Work instructions>
Whenever a line of the entries below holds the string "JSON", copy that line and return it.

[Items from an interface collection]

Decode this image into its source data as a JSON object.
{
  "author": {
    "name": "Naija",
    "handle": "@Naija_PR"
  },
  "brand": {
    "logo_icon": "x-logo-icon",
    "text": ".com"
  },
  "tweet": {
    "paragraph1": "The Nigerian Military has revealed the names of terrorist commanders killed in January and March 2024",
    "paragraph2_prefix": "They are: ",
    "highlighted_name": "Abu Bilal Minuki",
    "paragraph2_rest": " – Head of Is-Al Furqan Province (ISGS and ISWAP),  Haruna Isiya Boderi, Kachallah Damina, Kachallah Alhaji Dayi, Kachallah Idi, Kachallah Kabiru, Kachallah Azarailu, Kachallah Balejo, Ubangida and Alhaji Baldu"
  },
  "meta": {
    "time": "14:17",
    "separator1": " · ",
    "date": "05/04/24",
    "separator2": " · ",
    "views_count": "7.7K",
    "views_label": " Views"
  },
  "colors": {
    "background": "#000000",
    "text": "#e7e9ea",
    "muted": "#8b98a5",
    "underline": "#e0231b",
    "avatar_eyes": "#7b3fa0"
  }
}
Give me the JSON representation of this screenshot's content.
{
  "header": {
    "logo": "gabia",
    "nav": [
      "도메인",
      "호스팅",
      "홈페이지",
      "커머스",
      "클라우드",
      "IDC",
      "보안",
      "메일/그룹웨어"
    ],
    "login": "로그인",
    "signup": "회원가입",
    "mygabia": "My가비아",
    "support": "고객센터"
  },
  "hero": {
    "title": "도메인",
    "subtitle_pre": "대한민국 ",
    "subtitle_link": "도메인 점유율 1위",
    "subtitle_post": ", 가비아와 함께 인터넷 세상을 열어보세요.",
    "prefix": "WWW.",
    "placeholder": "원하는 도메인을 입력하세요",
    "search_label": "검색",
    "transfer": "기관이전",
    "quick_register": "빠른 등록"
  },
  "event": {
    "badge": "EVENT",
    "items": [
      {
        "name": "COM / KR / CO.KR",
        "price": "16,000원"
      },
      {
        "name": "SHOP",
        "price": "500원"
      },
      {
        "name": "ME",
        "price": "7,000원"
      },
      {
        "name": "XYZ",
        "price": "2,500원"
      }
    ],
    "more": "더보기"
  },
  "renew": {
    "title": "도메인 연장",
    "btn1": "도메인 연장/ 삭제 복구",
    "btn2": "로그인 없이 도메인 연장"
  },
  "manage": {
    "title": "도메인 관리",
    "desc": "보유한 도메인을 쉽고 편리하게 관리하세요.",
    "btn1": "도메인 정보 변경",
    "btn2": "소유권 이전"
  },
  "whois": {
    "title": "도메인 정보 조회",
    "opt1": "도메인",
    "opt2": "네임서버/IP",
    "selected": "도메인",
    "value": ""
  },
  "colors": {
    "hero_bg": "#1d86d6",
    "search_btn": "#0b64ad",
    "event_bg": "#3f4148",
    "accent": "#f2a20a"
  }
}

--

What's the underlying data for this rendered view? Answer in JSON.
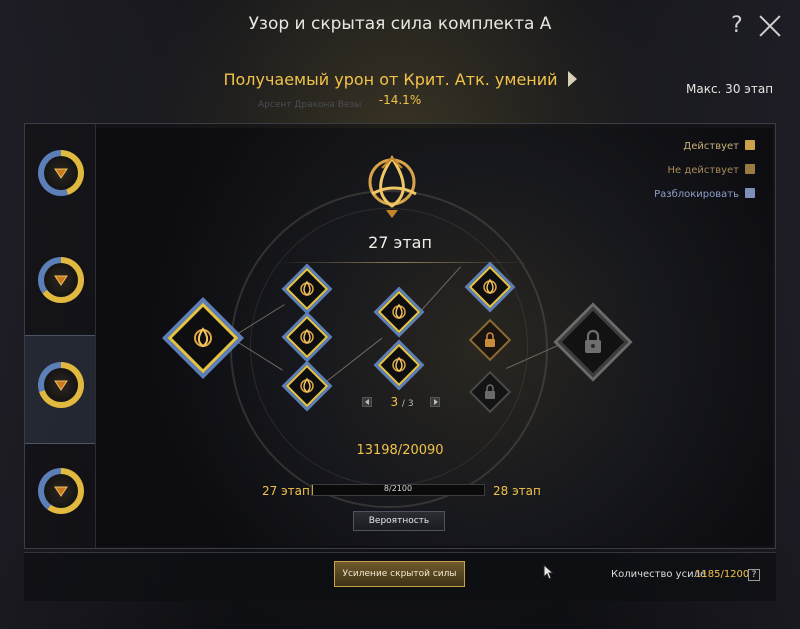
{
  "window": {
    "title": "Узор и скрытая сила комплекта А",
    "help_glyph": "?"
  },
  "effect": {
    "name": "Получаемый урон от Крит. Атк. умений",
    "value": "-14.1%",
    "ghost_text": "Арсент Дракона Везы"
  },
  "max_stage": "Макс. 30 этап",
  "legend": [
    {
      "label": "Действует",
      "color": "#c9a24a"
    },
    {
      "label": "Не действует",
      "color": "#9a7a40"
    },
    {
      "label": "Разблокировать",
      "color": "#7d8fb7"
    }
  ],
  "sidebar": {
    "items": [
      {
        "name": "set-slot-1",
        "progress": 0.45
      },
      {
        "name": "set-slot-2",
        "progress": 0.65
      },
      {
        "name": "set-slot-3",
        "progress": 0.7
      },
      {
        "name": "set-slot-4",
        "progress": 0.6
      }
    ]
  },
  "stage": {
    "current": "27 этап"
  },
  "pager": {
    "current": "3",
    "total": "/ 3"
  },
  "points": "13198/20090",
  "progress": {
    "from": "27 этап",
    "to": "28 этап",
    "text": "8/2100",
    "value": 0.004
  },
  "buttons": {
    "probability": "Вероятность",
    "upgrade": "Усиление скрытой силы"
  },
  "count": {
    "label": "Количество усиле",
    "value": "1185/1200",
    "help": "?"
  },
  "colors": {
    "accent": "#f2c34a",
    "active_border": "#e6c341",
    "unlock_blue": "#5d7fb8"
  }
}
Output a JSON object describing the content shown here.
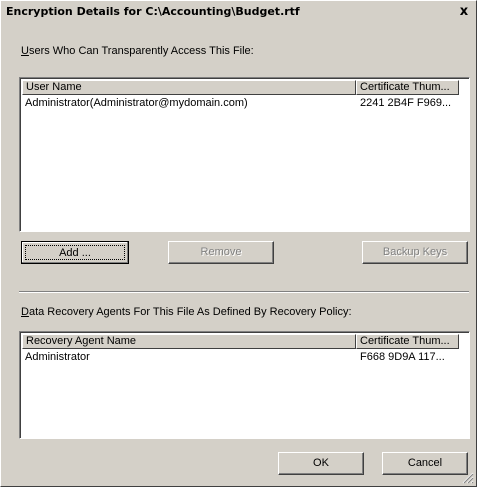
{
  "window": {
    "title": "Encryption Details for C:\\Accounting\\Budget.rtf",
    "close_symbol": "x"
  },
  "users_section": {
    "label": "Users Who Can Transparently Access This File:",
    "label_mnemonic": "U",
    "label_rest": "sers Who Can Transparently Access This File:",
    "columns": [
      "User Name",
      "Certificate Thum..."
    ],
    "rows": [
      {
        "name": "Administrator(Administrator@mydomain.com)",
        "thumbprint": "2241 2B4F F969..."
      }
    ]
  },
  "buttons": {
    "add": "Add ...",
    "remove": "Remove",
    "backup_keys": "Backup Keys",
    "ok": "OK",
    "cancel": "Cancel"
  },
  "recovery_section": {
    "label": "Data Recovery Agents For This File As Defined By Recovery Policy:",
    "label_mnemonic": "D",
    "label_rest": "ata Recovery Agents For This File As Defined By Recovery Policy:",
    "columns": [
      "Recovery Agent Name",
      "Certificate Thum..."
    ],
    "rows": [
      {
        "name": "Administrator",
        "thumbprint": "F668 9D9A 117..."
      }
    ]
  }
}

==

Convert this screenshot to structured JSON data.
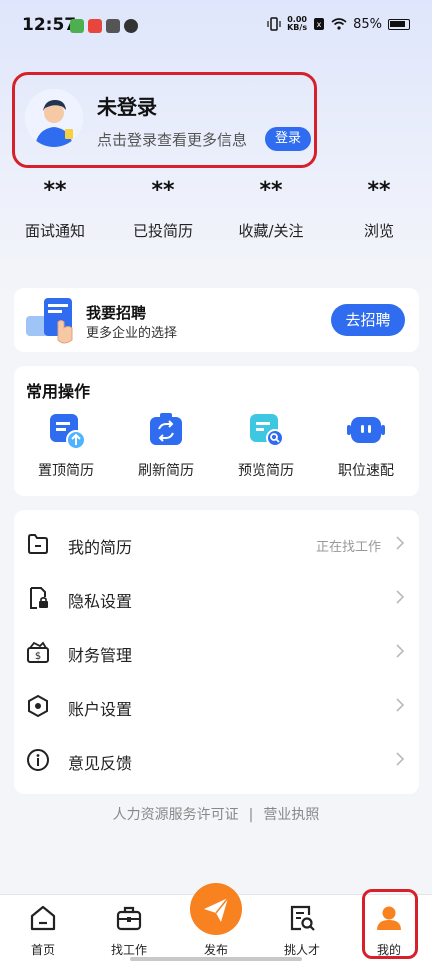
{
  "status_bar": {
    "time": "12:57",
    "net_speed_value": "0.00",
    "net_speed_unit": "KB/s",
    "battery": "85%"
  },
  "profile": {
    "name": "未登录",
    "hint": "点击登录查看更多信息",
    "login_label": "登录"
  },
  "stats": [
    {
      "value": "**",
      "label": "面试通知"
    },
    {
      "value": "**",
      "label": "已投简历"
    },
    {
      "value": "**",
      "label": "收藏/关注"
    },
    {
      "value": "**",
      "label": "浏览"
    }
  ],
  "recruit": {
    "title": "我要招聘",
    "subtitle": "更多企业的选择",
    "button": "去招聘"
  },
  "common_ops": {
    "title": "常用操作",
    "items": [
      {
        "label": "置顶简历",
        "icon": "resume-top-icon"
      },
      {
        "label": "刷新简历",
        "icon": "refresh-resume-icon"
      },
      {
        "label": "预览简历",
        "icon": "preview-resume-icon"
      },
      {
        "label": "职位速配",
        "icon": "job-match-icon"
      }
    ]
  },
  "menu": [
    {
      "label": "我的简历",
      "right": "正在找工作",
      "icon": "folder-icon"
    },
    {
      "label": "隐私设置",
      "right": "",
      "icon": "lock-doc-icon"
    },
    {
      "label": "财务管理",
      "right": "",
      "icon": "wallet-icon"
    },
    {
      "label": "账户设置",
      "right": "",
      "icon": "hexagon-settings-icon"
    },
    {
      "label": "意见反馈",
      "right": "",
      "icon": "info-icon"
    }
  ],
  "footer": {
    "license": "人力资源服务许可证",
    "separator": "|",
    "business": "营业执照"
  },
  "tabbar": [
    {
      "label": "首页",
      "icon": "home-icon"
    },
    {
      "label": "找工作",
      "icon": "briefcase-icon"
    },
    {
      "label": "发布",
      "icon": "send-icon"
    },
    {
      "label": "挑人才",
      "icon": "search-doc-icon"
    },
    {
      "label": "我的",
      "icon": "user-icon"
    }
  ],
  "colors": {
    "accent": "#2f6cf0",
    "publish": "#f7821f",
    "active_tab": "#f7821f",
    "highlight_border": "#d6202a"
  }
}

Response>
Decode this image into its source data as a JSON object.
Give me the JSON representation of this screenshot's content.
What's the underlying data for this rendered view? Answer in JSON.
Output a JSON object describing the content shown here.
Convert this screenshot to structured JSON data.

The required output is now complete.